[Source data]
————————
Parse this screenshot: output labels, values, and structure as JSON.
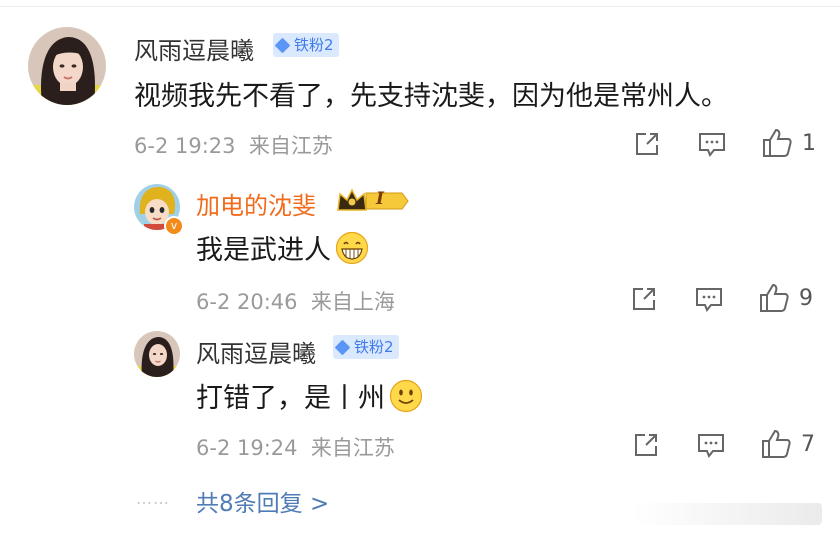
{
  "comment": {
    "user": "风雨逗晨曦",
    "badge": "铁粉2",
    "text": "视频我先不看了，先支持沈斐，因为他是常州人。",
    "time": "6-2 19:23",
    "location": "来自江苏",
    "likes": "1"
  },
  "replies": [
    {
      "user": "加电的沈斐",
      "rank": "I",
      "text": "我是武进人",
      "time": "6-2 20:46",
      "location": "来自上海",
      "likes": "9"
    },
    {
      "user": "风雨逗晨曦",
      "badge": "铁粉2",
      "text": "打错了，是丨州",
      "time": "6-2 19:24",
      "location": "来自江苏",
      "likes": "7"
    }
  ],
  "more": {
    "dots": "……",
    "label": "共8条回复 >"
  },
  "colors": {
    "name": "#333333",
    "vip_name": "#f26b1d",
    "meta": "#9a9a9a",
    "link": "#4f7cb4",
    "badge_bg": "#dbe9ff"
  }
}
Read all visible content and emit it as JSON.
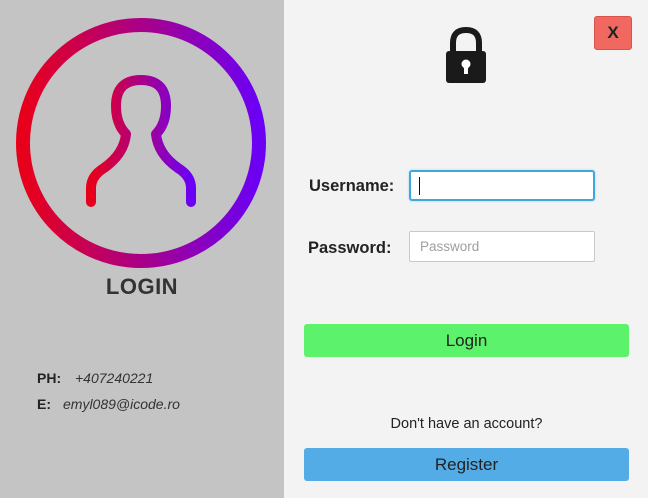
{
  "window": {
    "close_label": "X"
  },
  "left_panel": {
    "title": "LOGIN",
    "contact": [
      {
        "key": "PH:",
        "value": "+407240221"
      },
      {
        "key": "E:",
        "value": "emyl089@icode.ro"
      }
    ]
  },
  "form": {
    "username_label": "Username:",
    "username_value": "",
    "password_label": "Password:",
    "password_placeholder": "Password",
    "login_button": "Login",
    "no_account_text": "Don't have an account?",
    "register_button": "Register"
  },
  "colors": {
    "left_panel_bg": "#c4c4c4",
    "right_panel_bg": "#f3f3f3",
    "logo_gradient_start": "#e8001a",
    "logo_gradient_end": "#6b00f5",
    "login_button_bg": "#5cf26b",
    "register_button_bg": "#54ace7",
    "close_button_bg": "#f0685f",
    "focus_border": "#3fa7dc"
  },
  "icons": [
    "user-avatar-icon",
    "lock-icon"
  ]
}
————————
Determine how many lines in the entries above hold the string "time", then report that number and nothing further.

3